The Russians sometimes kept submarines off our East Coast with nuclear missiles that could turn the White House into a pile of radioactive rubble within six or eight minutes. Six minutes to decide how to respond to a blip on a radarscope and decide whether to unleash Armageddon! How could anyone apply reason at a time like that? There were some people in the Pentagon who thought in terms of fighting and winning a nuclear war. To me it was simple common sense: A nuclear war couldn't be won by either side. It must never be fought. Advocates of the MAD policy believed it had served a purpose: The balance of terror it created had prevented nuclear war for decades. But as far as I was concerned, the MAD policy was madness.So, if that's how Ronald Reagan really felt about nuclear madness, why did he blow what is perhaps our last chance at peace? The answer is simple. Reagan was not his own man.
--Ronald Reagan, The Official Site
There were early warning signs that Reagan was utterly incompetent but Reagan was held to a much lesser standard than Jimmy Carter, whose regime was the butt of universal and planned, top-down derision by the GOP.
February 2: Reagan testifies to the Tower Board for a second time. His testimony is inconsistent and confused. The Board pointed out Reagan hadn’t known about August shipment of anti-tank missiles, but Reagan had said he DID know. When asked for an explanation, Reagan picked up a briefing memo he had been provided and read aloud: "If the question comes up at the Tower Board meeting, you might want to say that you were surprised."It is perhaps because the US media, during the Reagan's years, stopped doing its job of informing the population that the myth persists: Reagan's tax cuts were the foundation of a generation of American prosperity. The facts are these: 1) The regime of Ronald Reagan is characterized by anemic overall growth. 2) Jimmy Carter ranks second only to LBJ in over economic growth among American post-war Presidents. It is a myth, if not a deliberate GOP lie, that Reagan is among the best US Presidents in the category of job creation. He is, in fact, among the very worst:
The US trails the rest of the world in many key areas. Space prevents my posting the official figures in every category. The general conclusion is valid: under Reagan, the US began a descent into third world status, a trend now aggravated by Bush who lately likes to compare himself to Lincoln ! Stop me! My sides are hurting! It is because he was successful that Jimmy Carter is reviled today. The GOP will never tell the truth about Democratic successes just as it can be counted on to lie about its own failures. Reagan's following remarks not only sound hollow today, they are indicative of just how out of touch was Reagan as he presided over the demise of American industry.

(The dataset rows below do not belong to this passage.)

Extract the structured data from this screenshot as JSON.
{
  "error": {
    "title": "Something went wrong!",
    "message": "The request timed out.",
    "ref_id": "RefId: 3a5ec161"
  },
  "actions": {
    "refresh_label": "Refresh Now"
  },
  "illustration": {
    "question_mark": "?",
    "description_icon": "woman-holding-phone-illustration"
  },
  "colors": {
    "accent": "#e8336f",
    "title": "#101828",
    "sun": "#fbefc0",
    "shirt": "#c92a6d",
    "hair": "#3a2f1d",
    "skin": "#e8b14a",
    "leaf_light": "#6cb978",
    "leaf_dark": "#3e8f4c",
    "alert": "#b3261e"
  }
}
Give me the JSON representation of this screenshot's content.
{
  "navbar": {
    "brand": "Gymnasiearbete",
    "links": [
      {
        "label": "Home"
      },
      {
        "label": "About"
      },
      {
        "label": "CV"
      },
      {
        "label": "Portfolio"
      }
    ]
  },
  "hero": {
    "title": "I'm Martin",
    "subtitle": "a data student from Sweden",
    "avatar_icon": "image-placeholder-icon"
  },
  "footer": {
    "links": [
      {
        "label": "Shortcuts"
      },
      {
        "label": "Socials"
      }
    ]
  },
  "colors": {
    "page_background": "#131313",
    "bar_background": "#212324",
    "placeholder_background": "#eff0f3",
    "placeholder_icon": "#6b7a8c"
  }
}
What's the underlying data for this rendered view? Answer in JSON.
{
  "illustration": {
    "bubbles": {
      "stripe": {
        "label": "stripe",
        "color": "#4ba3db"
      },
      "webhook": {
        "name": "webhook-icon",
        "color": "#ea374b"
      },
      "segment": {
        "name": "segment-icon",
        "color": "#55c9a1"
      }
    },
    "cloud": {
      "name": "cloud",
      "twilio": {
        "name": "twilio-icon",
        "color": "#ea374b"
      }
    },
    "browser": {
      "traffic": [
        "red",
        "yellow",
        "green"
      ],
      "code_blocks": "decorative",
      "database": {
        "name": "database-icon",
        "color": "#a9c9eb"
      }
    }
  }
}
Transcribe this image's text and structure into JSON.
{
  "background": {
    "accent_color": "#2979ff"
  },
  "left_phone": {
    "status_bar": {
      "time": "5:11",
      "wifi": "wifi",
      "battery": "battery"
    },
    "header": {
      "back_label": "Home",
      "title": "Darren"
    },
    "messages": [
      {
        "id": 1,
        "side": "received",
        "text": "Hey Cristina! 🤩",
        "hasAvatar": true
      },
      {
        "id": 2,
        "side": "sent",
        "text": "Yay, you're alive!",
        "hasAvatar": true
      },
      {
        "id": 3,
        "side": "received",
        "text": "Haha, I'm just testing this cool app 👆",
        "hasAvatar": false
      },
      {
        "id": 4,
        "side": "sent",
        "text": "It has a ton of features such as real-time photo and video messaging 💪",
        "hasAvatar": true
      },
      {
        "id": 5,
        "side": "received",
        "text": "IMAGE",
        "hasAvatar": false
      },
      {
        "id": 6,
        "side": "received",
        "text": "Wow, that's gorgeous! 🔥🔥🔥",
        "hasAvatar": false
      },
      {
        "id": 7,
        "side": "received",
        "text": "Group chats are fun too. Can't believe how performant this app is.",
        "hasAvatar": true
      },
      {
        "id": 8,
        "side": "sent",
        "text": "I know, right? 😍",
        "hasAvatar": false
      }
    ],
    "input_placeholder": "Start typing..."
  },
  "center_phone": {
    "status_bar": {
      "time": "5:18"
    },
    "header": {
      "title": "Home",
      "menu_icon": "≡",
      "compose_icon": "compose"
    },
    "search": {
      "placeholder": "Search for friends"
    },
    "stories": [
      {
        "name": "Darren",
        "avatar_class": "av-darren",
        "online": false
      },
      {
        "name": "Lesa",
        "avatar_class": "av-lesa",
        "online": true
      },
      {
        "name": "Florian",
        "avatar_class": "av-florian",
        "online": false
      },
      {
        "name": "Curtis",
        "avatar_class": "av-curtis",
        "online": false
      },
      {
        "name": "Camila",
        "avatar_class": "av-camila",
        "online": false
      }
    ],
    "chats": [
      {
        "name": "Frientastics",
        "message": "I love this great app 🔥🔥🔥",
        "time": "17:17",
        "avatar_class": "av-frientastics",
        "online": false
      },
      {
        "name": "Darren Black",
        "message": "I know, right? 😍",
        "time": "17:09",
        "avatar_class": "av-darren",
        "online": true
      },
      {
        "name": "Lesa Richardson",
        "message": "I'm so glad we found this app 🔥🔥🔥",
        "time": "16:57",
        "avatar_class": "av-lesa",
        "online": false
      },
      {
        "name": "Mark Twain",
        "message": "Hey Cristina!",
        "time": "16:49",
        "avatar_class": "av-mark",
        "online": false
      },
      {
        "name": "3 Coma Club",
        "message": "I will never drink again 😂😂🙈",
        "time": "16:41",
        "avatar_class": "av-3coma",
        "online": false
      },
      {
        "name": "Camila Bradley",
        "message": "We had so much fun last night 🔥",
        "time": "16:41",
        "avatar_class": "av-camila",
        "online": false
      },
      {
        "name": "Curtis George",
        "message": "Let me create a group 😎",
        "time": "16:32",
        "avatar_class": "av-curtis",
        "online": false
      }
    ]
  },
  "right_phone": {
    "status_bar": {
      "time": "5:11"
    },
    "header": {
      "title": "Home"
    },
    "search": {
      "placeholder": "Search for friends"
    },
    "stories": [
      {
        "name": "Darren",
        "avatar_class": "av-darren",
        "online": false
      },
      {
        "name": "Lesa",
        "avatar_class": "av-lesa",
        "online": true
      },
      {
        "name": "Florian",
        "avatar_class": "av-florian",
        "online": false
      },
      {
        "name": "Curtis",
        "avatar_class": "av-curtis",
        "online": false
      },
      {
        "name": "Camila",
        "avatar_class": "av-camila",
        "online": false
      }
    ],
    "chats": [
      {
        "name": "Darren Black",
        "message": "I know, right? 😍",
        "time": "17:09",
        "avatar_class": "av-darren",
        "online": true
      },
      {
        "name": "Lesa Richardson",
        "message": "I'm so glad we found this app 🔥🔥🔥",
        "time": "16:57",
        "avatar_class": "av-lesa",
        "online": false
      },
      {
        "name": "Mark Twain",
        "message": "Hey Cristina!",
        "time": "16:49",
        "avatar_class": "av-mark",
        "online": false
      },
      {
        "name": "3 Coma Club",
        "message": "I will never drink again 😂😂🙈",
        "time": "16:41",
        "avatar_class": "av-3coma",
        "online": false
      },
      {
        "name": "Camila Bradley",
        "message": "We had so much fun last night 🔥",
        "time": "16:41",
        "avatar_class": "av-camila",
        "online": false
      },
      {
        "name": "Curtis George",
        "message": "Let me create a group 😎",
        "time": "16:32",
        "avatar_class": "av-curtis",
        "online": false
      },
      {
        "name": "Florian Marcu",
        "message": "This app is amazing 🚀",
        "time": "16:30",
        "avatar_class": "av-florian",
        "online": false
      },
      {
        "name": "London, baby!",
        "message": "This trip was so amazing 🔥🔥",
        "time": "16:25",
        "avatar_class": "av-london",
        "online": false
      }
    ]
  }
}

Job Growth Per Year Under Most Recent Presidents
Bush 0.6You might be surprised to learn that the United States has long had the lowest tax rates of any industrialized nation. And how does the level of taxation compare to each nation's standard of living? There are three general ways to measure standard of living: earning power, purchasing power and individual worker productivity. The U.S. has lost its lead in
the first and is losing its lead in the other two.Earning power is defined as GDP per capita, or how much the average citizen earns in a year. It is an important statistic because it measures how advantageously nations trade on the global market. After the Second World War, the U.S. was number one for 40 years. But in the mid-80s, the U.S. suddenly began dropping down the list.
1991 Earning Power2
United States 22,550
See: The Reagan Years, Steve Kangas
The great dynamic success of capitalism had given us a powerful weapon in our battle against Communism - money. Moreover, incentives inherent in the capitalist system had given us an industrial base that meant we had the capacity to maintain a technological edge over them forever.In fact, the history of how the US lost its lead in automotive manufacturing, electronics, steel production and almost every other "heavy" industry is largely a history of the Reagan years. It is essential reading.
--Ronald Reagan, The Official Site